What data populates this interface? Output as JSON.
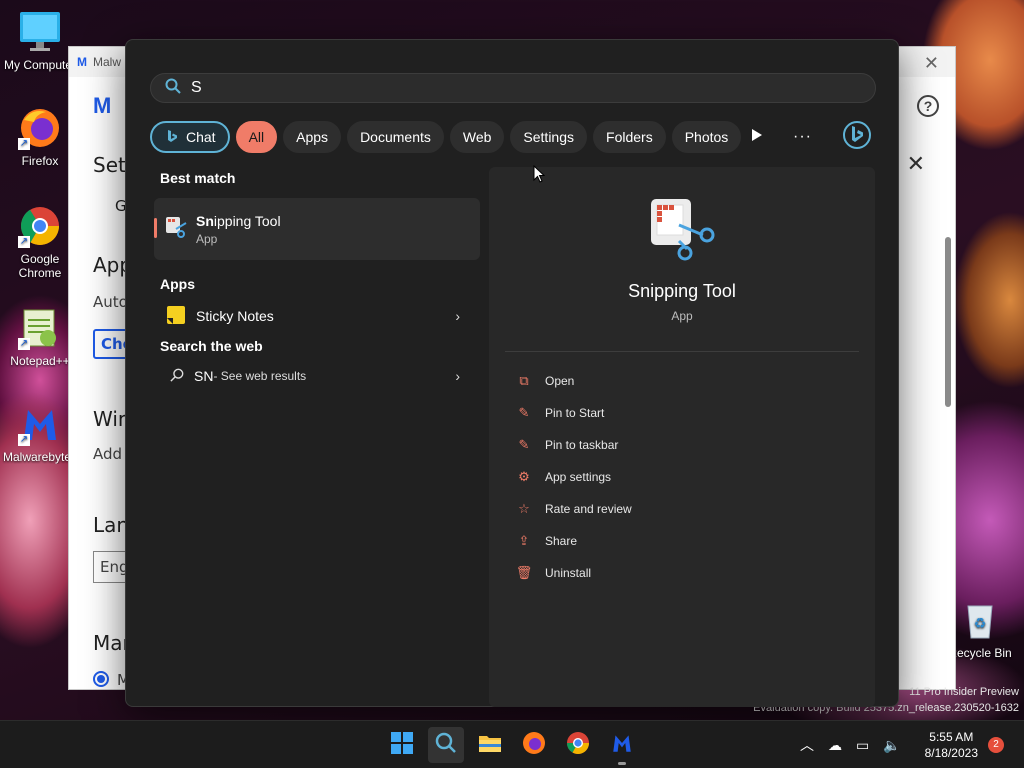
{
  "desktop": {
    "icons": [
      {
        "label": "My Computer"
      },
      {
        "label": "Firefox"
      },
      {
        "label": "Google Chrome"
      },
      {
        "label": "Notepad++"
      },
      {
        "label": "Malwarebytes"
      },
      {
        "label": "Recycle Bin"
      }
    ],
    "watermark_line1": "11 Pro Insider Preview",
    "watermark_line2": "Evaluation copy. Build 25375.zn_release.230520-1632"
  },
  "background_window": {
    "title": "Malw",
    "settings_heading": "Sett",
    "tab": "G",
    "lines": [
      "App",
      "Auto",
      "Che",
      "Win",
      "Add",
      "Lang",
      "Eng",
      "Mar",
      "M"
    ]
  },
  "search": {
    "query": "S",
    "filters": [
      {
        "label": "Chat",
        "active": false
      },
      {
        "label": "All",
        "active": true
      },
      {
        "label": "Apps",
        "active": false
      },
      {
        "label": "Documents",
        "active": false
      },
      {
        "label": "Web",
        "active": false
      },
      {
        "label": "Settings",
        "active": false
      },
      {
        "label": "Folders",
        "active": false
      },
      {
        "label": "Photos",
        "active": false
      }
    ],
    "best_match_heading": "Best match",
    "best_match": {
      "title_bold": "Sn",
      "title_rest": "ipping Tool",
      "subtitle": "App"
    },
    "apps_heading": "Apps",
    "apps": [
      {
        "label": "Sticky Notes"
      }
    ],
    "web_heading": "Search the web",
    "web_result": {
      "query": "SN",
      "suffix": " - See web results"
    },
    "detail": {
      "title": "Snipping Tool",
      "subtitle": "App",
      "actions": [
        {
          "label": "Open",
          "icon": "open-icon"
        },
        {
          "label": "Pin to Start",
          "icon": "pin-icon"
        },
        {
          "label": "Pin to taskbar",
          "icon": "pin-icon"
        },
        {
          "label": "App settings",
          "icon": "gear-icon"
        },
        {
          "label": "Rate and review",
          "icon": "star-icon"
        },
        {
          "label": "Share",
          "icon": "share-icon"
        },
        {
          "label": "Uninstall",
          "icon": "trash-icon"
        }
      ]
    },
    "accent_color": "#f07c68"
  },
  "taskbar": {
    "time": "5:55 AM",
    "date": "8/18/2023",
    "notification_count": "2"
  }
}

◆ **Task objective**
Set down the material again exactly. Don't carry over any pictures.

◆ **Task answer**
What data populates this interface? Output as JSON.
{
  "desktop": {
    "icons": [
      {
        "label": "My Computer"
      },
      {
        "label": "Firefox"
      },
      {
        "label": "Google Chrome"
      },
      {
        "label": "Notepad++"
      },
      {
        "label": "Malwarebytes"
      },
      {
        "label": "Recycle Bin"
      }
    ],
    "watermark_line1": "11 Pro Insider Preview",
    "watermark_line2": "Evaluation copy. Build 25375.zn_release.230520-1632"
  },
  "background_window": {
    "title": "Malw",
    "settings_heading": "Sett",
    "tab": "G",
    "lines": [
      "App",
      "Auto",
      "Che",
      "Win",
      "Add",
      "Lang",
      "Eng",
      "Mar",
      "M"
    ]
  },
  "search": {
    "query": "S",
    "filters": [
      {
        "label": "Chat",
        "active": false
      },
      {
        "label": "All",
        "active": true
      },
      {
        "label": "Apps",
        "active": false
      },
      {
        "label": "Documents",
        "active": false
      },
      {
        "label": "Web",
        "active": false
      },
      {
        "label": "Settings",
        "active": false
      },
      {
        "label": "Folders",
        "active": false
      },
      {
        "label": "Photos",
        "active": false
      }
    ],
    "best_match_heading": "Best match",
    "best_match": {
      "title_bold": "Sn",
      "title_rest": "ipping Tool",
      "subtitle": "App"
    },
    "apps_heading": "Apps",
    "apps": [
      {
        "label": "Sticky Notes"
      }
    ],
    "web_heading": "Search the web",
    "web_result": {
      "query": "SN",
      "suffix": " - See web results"
    },
    "detail": {
      "title": "Snipping Tool",
      "subtitle": "App",
      "actions": [
        {
          "label": "Open",
          "icon": "open-icon"
        },
        {
          "label": "Pin to Start",
          "icon": "pin-icon"
        },
        {
          "label": "Pin to taskbar",
          "icon": "pin-icon"
        },
        {
          "label": "App settings",
          "icon": "gear-icon"
        },
        {
          "label": "Rate and review",
          "icon": "star-icon"
        },
        {
          "label": "Share",
          "icon": "share-icon"
        },
        {
          "label": "Uninstall",
          "icon": "trash-icon"
        }
      ]
    },
    "accent_color": "#f07c68"
  },
  "taskbar": {
    "time": "5:55 AM",
    "date": "8/18/2023",
    "notification_count": "2"
  }
}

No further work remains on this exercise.